5. The aforementioned question raised by the learned advocate for the appellant is no more res-integra, inasmuch as the very question is decided by a Three Judge Bench of this Court, in the

case of Chandi Prasad v. Jagdish Prasad, (2004) 8 SCC 724, wherein it was observed that in terms of Article 136, Limitation Act 1963, a decree can be executed when it becomes enforceable. A decree is defined in Section 2(2) CPC, 1908 to mean the formal expression of an adjudication which, so far as regards the court expressing it, conclusively determines the rights of the parties with regard to all or any of the matters in controversy in the suit and may be either preliminary or final. A decree within the meaning of Section 2(2) of the CPC would be enforceable irrespective of whether it is passed by the Trial Court, the First Appellate Court or the Second Appellate Court. When an appeal is prescribed under a statute and the appellate forum is invoked and entertained, for all intents and purposes, the suit continues. When a higher forum entertains an appeal and passes an order on merit, the doctrine of merger would apply. The doctrine of merger is based on the principles of the propriety in the hierarchy of the justice delivery system. The doctrine of merger does not make a distinction between an order of reversal, modification or an order of confirmation passed by the appellate authority. The said doctrine postulates that there cannot be more than one
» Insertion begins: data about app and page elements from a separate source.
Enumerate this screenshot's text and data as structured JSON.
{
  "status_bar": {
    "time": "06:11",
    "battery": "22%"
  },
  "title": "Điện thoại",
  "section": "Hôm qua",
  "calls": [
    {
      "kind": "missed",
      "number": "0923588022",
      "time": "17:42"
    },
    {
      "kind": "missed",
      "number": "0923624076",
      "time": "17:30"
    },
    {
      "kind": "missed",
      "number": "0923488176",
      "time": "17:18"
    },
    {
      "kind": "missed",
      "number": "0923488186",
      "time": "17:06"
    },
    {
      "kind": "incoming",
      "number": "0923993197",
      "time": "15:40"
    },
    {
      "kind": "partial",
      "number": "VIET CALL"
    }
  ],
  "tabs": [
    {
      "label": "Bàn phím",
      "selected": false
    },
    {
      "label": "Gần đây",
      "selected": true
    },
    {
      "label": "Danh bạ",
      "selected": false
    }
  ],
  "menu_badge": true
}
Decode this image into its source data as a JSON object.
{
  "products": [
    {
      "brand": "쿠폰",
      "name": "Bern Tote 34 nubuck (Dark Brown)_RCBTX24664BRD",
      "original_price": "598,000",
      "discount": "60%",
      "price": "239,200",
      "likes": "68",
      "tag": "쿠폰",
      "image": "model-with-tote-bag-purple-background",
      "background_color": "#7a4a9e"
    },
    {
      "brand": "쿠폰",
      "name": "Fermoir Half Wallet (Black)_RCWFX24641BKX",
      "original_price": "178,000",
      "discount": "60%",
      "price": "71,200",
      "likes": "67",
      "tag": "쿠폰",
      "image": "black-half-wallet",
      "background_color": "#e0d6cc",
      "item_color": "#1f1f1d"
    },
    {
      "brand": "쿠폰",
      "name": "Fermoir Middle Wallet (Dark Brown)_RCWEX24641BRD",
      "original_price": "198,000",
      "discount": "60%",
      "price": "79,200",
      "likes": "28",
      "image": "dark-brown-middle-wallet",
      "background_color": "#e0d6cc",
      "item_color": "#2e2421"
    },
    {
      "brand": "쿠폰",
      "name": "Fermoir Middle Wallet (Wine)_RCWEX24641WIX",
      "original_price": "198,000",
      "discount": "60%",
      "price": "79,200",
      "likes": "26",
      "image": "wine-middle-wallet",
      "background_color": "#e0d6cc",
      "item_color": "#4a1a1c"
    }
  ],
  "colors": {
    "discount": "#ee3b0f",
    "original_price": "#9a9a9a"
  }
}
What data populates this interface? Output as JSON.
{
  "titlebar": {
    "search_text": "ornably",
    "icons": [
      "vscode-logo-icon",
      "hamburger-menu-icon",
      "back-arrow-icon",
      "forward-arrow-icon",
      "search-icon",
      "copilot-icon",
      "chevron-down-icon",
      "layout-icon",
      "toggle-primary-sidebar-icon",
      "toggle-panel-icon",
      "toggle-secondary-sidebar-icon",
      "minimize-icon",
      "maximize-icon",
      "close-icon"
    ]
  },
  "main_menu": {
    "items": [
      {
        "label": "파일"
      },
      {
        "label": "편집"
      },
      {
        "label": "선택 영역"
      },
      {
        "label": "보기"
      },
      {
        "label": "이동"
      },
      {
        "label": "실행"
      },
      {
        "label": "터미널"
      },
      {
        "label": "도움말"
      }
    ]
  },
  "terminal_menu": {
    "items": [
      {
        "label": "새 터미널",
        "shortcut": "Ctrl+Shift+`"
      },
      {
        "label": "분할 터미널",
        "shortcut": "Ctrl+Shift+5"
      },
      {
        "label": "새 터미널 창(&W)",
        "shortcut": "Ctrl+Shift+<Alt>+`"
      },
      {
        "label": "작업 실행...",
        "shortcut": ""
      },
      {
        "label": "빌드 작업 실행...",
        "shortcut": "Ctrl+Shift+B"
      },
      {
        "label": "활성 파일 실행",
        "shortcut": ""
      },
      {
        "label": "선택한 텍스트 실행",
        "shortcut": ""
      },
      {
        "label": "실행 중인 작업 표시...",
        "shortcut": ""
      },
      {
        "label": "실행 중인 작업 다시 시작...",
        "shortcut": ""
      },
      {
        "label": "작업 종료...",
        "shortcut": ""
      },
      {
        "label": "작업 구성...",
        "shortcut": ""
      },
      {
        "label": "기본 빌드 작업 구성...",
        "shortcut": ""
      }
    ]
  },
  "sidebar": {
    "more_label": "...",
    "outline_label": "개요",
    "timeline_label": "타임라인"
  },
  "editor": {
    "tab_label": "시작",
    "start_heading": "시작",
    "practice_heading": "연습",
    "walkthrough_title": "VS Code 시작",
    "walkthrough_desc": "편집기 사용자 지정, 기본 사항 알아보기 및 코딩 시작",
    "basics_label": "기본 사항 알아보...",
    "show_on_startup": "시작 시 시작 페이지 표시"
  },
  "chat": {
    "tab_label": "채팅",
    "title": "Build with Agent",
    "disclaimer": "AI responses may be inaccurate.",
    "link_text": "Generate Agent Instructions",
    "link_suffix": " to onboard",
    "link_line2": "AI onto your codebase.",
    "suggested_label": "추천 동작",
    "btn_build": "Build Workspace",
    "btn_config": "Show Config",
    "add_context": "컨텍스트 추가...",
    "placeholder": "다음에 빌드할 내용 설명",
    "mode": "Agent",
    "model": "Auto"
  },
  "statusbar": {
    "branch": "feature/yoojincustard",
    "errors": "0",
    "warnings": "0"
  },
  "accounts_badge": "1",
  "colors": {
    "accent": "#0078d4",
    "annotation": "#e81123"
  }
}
operative decree governing the same subject matter at a given point of time.
6. Since the judgment of the Trial Court was affirmed by the First Appellate Court and was further affirmed by the Second Appellate Court, the decree passed by the High Court becomes enforceable in view of the doctrine of merger. Hence, in our considered view, the execution petition filed by the plantiffs/respondents is within time, consequently the appeal fails and stands dismissed.
........................J.
(N.V. RAMANA)
........................J.
(MOHAN M. SHANTANAGOUDAR)
New Delhi,
October 24, 2018
Print Page

No comments:

Post a Comment